The city had already closed all bars, karaoke parlors, restaurants, and other entertainment facilities as it joined the country in trying to limit the spread of the Covid-19 pandemic that has claimed over 27,000 lives globally.

The latest move followed a directive issued by Prime Minister Nguyen Xuan Phuc, ordering all “non-essential” businesses around the country to be closed until April 15 as the country enters what he said was a critical two-week stage in its Covid-19 fight.

Most tourist destinations have worn a deserted look after the Lunar New Year holiday (January 24-29) as a result of the pandemic, then deemed a national epidemic, with some sites reporting a 70 percent fall in the number of visitors, according to the city’s Tourism Department.

The number of foreign arrivals in Ho Chi Minh City last month fell 52 percent to 346,560, while tourism revenues dropped 30 percent year-on-year to VND8.1 trillion ($348 million), the department said.

The Independence Palace in downtown Saigon closes its door to all tourists until April 15. Photo by VnExpress/Tam Linh. 

The Independence Palace in downtown Saigon closes its door to all tourists until April 15. Photo by VnExpress/Tam Linh. 

Nguyen Khoa Luan, director of the Anh Viet Company that launched open top, double-decker bus services last January, said the tours stood canceled until further notice.

HCMC received more than 8.6 million foreign visitors last year, up 13 percent from a year ago. It has targeted welcoming 10 million visitors this year, 10 percent more than last year. The city raked in VND150 trillion ($6.4 billion) in tourism revenues last year.

Vietnam welcomed nearly 3.7 million international tourists in the first three months of 2020, down 18.1 percent year-on-year, according to the General Statistics Office (GSO).

Most popular tourist spots in Vietnam, including Hanoi and Ha Long Bay in northern Vietnam and the ancient town of Hoi An in the central region, have closed their doors to visitors.

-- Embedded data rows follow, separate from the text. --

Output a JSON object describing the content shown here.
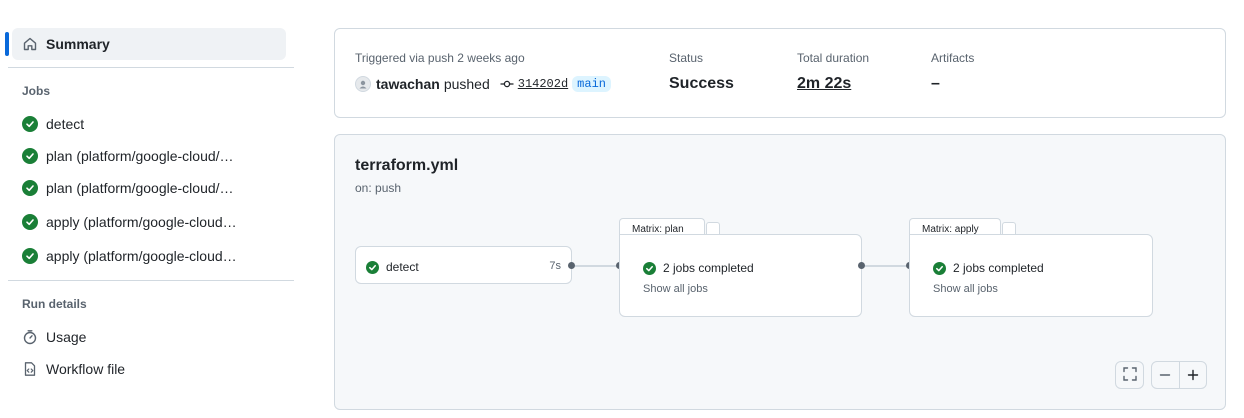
{
  "sidebar": {
    "summary_label": "Summary",
    "jobs_heading": "Jobs",
    "jobs": [
      {
        "label": "detect"
      },
      {
        "label": "plan (platform/google-cloud/…"
      },
      {
        "label": "plan (platform/google-cloud/…"
      },
      {
        "label": "apply (platform/google-cloud…"
      },
      {
        "label": "apply (platform/google-cloud…"
      }
    ],
    "run_details_heading": "Run details",
    "usage_label": "Usage",
    "workflow_file_label": "Workflow file"
  },
  "summary": {
    "trigger_text": "Triggered via push 2 weeks ago",
    "actor": "tawachan",
    "action": "pushed",
    "commit_sha": "314202d",
    "branch": "main",
    "status_label": "Status",
    "status_value": "Success",
    "duration_label": "Total duration",
    "duration_value": "2m 22s",
    "artifacts_label": "Artifacts",
    "artifacts_value": "–"
  },
  "workflow": {
    "title": "terraform.yml",
    "trigger": "on: push",
    "detect_job": {
      "name": "detect",
      "duration": "7s"
    },
    "plan_matrix": {
      "tab": "Matrix: plan",
      "summary": "2 jobs completed",
      "link": "Show all jobs"
    },
    "apply_matrix": {
      "tab": "Matrix: apply",
      "summary": "2 jobs completed",
      "link": "Show all jobs"
    }
  },
  "colors": {
    "success": "#1a7f37",
    "accent": "#0969da",
    "border": "#d1d9e0"
  },
  "icons": [
    "home-icon",
    "check-circle-icon",
    "stopwatch-icon",
    "file-code-icon",
    "git-commit-icon",
    "fullscreen-icon",
    "zoom-out-icon",
    "zoom-in-icon"
  ]
}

Other famous islands, including Con DaoCu Lao Cham and Ly Son have temporarily halted tourist operations.

The novel coronavirus has slashed an estimated $7 billion in Vietnam’s tourism revenues for January-February 2020, with the number of hotel guests in this period decreasing year-on-year by 60-70 percent, according to official data.

Vietnam has 174 confirmed Covid-19 cases so far, with most of the active ones being people coming from Europe and the U.S. and others who came into close contact with them. Of these 21 have been discharged from hospitals.